In this tutorial, you will learn about scaling of the pods.
If your application is stateless then you can horizontally scale it. Stateless means your application does not have a state, it does not write any local file or keeps any local sessions.
All traditional databases like MySQL, Postgres are stateful, they have database files that can not be split over multiple instances.
Most of the web application can be made stateless. To make web application stateless, you must do Session management outside the container. If you are getting hits to your applicationa and you want to keep record of your visitors then you need to keep these information outside of the containers, you can not store your data within the container. You can use memcached, redis, or database to store you data or information in it.
Any file that need to be saved cannot be saved locally on the container, because if you will stop your container and start it again, you will loose your data, so that you need to save any file outside of the container.
We will see an example of stateless container, if the same app would run multiple times, it does not change the state.
For learning more on cloud native or container apps best practice you can have a look at 12factor.net
Still you want to run stateful apps? then you will be learning, how to use volumes with pods to store the state of the app. Those stateful apps cannot horizontally scale, but you can run them in a single container and vertically scale (allocate more CPU/Memory/Desk).
How to scale apps in Kubernetes?
Scaling in Kubernetes can be done using the Replication Controller
The replication controller will ensure a specified number of pod replicas will run at all the time.
A pod created with the replica controller will automatically be replaced if they fail, get delete, or get terminated.
Using the replication controller also ensures to always run 1 pod always running even after node reboot.
Replication controller can be run with just 1 replica or multiple replicas.
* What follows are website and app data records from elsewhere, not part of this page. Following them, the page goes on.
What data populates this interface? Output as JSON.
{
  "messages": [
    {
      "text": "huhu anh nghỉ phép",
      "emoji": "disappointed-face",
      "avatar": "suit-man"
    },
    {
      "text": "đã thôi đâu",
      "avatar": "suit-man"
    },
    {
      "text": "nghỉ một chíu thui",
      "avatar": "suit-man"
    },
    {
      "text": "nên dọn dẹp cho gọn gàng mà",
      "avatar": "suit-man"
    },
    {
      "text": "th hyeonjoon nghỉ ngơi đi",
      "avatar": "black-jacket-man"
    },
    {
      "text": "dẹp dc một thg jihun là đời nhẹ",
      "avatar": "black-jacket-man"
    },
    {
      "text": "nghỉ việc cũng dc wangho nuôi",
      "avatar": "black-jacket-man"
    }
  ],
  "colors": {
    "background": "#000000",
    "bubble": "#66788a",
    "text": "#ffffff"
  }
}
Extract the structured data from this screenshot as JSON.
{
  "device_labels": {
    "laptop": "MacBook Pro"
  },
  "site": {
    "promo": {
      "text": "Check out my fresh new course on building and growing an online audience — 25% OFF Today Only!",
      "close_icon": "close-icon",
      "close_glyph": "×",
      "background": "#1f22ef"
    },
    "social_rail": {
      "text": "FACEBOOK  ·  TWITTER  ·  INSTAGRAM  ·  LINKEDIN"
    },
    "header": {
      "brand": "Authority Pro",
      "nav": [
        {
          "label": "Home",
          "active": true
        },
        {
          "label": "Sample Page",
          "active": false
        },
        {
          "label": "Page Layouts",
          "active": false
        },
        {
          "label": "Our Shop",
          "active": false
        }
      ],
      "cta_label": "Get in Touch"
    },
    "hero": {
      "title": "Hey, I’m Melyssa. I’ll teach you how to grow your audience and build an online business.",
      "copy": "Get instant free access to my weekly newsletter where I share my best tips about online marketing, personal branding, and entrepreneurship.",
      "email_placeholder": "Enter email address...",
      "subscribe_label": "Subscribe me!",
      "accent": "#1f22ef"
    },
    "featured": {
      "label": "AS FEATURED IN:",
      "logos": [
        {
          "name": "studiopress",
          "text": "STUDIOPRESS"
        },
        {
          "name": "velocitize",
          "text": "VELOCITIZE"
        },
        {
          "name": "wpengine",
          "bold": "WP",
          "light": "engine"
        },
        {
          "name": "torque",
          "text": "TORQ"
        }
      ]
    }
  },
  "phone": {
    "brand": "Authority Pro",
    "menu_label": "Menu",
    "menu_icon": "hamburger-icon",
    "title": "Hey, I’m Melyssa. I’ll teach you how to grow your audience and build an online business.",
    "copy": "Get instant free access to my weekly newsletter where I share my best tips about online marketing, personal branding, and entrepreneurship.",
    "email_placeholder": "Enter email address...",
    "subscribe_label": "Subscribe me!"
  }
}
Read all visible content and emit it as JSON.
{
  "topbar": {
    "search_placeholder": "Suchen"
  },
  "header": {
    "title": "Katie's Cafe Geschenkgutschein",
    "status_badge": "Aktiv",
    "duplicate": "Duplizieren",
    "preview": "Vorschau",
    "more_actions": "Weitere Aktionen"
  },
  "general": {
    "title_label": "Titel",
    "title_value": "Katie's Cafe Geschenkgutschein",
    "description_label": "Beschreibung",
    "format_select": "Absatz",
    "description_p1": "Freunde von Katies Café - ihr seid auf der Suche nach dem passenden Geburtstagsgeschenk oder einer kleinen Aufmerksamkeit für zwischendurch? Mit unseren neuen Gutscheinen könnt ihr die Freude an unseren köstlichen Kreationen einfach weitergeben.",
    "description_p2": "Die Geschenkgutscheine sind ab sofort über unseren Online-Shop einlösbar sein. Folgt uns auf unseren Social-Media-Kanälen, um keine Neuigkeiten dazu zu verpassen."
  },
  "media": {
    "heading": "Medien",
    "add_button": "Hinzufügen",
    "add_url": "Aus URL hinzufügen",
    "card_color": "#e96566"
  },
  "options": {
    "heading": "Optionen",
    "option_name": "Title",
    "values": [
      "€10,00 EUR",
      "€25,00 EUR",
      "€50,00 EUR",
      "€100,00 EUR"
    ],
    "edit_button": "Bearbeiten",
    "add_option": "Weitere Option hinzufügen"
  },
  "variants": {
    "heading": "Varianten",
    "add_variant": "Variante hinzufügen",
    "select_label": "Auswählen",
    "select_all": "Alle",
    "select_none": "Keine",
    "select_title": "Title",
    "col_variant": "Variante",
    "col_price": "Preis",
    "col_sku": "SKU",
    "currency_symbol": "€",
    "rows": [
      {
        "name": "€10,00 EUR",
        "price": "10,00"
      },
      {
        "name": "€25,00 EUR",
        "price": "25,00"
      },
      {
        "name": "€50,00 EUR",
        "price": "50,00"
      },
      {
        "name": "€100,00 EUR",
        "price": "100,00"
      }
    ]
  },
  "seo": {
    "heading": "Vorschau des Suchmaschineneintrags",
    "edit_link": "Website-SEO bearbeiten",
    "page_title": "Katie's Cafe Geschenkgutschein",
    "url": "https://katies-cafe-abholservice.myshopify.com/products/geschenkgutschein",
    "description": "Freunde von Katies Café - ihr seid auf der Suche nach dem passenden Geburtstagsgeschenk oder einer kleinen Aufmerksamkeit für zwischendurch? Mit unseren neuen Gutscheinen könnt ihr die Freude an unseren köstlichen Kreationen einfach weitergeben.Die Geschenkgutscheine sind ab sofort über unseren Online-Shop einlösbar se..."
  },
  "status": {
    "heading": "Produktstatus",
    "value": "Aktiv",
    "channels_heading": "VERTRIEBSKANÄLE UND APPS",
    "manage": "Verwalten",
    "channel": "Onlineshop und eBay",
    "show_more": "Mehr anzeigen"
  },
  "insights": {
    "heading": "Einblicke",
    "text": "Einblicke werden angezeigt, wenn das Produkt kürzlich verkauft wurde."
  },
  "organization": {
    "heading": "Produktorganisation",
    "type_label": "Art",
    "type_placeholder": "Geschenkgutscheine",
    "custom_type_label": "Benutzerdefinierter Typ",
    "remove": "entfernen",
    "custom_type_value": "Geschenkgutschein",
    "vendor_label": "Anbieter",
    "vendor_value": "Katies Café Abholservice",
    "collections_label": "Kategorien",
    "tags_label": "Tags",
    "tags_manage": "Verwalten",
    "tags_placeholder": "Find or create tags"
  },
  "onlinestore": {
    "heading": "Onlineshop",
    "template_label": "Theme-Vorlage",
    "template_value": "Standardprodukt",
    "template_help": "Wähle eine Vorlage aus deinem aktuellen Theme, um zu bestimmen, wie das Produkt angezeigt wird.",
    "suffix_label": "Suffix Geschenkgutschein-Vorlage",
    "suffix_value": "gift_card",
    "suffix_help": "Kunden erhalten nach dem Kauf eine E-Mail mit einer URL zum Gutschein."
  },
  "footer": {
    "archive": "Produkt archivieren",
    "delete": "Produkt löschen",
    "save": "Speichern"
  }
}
It ensures that pod must be keep running even after node get crashes.
Replication Controller example
apiVersion: v1 kind: ReplicationController metadata: name: helloworld-controller spec: replicas: 2 selector: app: helloworld template: metadata: labels: app: helloworld spec: containers: - name: k8s-demo image: vermanotes/k8s-demo ports: - containerPort: 3000
Scale Pod Replicas through kubectl
Use following `kubectl scale` command to increase or descrease the number of replicas of a Replication Controller.
`$ kubectl scale –replicas=4 rc/helloworld-controller`
307 total views, 1 views today